*** Dataset entries Section Begins ***
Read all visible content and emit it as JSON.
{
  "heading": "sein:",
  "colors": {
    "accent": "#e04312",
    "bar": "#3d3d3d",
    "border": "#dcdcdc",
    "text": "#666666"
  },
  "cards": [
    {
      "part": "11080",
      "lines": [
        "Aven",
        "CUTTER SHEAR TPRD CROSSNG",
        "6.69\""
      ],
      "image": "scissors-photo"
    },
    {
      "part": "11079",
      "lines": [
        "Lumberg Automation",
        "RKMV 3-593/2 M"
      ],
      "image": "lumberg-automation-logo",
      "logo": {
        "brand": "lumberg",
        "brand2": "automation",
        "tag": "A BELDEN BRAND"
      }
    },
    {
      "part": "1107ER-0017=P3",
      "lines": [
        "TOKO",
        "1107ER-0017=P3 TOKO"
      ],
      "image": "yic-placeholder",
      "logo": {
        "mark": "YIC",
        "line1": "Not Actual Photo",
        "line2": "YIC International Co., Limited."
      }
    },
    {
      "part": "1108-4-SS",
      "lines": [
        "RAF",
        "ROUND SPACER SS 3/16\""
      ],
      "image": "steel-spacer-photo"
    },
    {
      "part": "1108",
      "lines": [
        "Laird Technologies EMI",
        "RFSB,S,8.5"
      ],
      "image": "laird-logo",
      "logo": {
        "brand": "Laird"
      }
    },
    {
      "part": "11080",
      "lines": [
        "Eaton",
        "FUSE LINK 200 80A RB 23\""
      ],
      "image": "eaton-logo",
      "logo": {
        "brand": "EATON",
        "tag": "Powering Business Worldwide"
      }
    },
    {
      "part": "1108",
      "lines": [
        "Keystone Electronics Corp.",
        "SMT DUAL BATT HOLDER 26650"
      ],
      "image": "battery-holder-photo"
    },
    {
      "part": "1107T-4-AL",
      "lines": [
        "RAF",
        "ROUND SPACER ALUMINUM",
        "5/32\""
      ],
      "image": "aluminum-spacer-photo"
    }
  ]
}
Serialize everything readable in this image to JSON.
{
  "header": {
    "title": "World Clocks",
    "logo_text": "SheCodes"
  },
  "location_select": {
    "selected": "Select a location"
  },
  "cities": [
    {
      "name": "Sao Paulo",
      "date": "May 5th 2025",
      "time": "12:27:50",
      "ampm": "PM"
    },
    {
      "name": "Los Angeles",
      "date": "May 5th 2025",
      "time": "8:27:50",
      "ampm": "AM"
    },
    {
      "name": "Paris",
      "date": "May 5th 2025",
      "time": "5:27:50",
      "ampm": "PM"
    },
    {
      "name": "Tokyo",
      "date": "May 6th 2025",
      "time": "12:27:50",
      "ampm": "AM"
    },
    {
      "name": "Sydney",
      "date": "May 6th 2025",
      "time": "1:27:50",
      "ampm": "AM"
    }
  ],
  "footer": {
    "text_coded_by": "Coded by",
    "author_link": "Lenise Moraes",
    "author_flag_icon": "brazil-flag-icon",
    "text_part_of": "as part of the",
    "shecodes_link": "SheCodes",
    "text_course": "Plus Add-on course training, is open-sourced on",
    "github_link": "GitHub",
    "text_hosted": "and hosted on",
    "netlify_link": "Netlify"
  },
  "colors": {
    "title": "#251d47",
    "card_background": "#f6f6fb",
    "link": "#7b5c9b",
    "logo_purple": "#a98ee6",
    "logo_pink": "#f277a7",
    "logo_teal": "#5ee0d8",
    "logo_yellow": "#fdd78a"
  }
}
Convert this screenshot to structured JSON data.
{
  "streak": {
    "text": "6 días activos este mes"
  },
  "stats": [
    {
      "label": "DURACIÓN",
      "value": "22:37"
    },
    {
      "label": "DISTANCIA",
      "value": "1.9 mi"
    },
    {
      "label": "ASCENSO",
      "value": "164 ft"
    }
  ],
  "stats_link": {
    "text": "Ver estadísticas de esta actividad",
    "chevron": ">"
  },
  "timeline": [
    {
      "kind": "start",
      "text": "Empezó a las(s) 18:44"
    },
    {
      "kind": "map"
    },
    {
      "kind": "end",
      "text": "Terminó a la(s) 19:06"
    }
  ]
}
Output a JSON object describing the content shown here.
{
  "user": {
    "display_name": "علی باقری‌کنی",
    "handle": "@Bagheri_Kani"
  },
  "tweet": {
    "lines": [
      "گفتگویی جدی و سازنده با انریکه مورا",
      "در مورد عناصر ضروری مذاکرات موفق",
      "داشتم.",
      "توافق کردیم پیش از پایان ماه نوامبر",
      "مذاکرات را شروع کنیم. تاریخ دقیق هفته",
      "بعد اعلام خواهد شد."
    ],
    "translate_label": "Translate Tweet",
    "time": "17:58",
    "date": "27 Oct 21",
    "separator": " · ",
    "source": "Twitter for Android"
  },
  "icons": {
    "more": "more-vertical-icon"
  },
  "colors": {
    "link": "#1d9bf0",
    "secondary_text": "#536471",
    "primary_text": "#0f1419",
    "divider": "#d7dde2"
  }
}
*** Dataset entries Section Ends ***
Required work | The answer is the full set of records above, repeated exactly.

Solved exercise |
Read all visible content and emit it as JSON.
{
  "heading": "sein:",
  "colors": {
    "accent": "#e04312",
    "bar": "#3d3d3d",
    "border": "#dcdcdc",
    "text": "#666666"
  },
  "cards": [
    {
      "part": "11080",
      "lines": [
        "Aven",
        "CUTTER SHEAR TPRD CROSSNG",
        "6.69\""
      ],
      "image": "scissors-photo"
    },
    {
      "part": "11079",
      "lines": [
        "Lumberg Automation",
        "RKMV 3-593/2 M"
      ],
      "image": "lumberg-automation-logo",
      "logo": {
        "brand": "lumberg",
        "brand2": "automation",
        "tag": "A BELDEN BRAND"
      }
    },
    {
      "part": "1107ER-0017=P3",
      "lines": [
        "TOKO",
        "1107ER-0017=P3 TOKO"
      ],
      "image": "yic-placeholder",
      "logo": {
        "mark": "YIC",
        "line1": "Not Actual Photo",
        "line2": "YIC International Co., Limited."
      }
    },
    {
      "part": "1108-4-SS",
      "lines": [
        "RAF",
        "ROUND SPACER SS 3/16\""
      ],
      "image": "steel-spacer-photo"
    },
    {
      "part": "1108",
      "lines": [
        "Laird Technologies EMI",
        "RFSB,S,8.5"
      ],
      "image": "laird-logo",
      "logo": {
        "brand": "Laird"
      }
    },
    {
      "part": "11080",
      "lines": [
        "Eaton",
        "FUSE LINK 200 80A RB 23\""
      ],
      "image": "eaton-logo",
      "logo": {
        "brand": "EATON",
        "tag": "Powering Business Worldwide"
      }
    },
    {
      "part": "1108",
      "lines": [
        "Keystone Electronics Corp.",
        "SMT DUAL BATT HOLDER 26650"
      ],
      "image": "battery-holder-photo"
    },
    {
      "part": "1107T-4-AL",
      "lines": [
        "RAF",
        "ROUND SPACER ALUMINUM",
        "5/32\""
      ],
      "image": "aluminum-spacer-photo"
    }
  ]
}
Serialize everything readable in this image to JSON.
{
  "header": {
    "title": "World Clocks",
    "logo_text": "SheCodes"
  },
  "location_select": {
    "selected": "Select a location"
  },
  "cities": [
    {
      "name": "Sao Paulo",
      "date": "May 5th 2025",
      "time": "12:27:50",
      "ampm": "PM"
    },
    {
      "name": "Los Angeles",
      "date": "May 5th 2025",
      "time": "8:27:50",
      "ampm": "AM"
    },
    {
      "name": "Paris",
      "date": "May 5th 2025",
      "time": "5:27:50",
      "ampm": "PM"
    },
    {
      "name": "Tokyo",
      "date": "May 6th 2025",
      "time": "12:27:50",
      "ampm": "AM"
    },
    {
      "name": "Sydney",
      "date": "May 6th 2025",
      "time": "1:27:50",
      "ampm": "AM"
    }
  ],
  "footer": {
    "text_coded_by": "Coded by",
    "author_link": "Lenise Moraes",
    "author_flag_icon": "brazil-flag-icon",
    "text_part_of": "as part of the",
    "shecodes_link": "SheCodes",
    "text_course": "Plus Add-on course training, is open-sourced on",
    "github_link": "GitHub",
    "text_hosted": "and hosted on",
    "netlify_link": "Netlify"
  },
  "colors": {
    "title": "#251d47",
    "card_background": "#f6f6fb",
    "link": "#7b5c9b",
    "logo_purple": "#a98ee6",
    "logo_pink": "#f277a7",
    "logo_teal": "#5ee0d8",
    "logo_yellow": "#fdd78a"
  }
}
Convert this screenshot to structured JSON data.
{
  "streak": {
    "text": "6 días activos este mes"
  },
  "stats": [
    {
      "label": "DURACIÓN",
      "value": "22:37"
    },
    {
      "label": "DISTANCIA",
      "value": "1.9 mi"
    },
    {
      "label": "ASCENSO",
      "value": "164 ft"
    }
  ],
  "stats_link": {
    "text": "Ver estadísticas de esta actividad",
    "chevron": ">"
  },
  "timeline": [
    {
      "kind": "start",
      "text": "Empezó a las(s) 18:44"
    },
    {
      "kind": "map"
    },
    {
      "kind": "end",
      "text": "Terminó a la(s) 19:06"
    }
  ]
}
Output a JSON object describing the content shown here.
{
  "user": {
    "display_name": "علی باقری‌کنی",
    "handle": "@Bagheri_Kani"
  },
  "tweet": {
    "lines": [
      "گفتگویی جدی و سازنده با انریکه مورا",
      "در مورد عناصر ضروری مذاکرات موفق",
      "داشتم.",
      "توافق کردیم پیش از پایان ماه نوامبر",
      "مذاکرات را شروع کنیم. تاریخ دقیق هفته",
      "بعد اعلام خواهد شد."
    ],
    "translate_label": "Translate Tweet",
    "time": "17:58",
    "date": "27 Oct 21",
    "separator": " · ",
    "source": "Twitter for Android"
  },
  "icons": {
    "more": "more-vertical-icon"
  },
  "colors": {
    "link": "#1d9bf0",
    "secondary_text": "#536471",
    "primary_text": "#0f1419",
    "divider": "#d7dde2"
  }
}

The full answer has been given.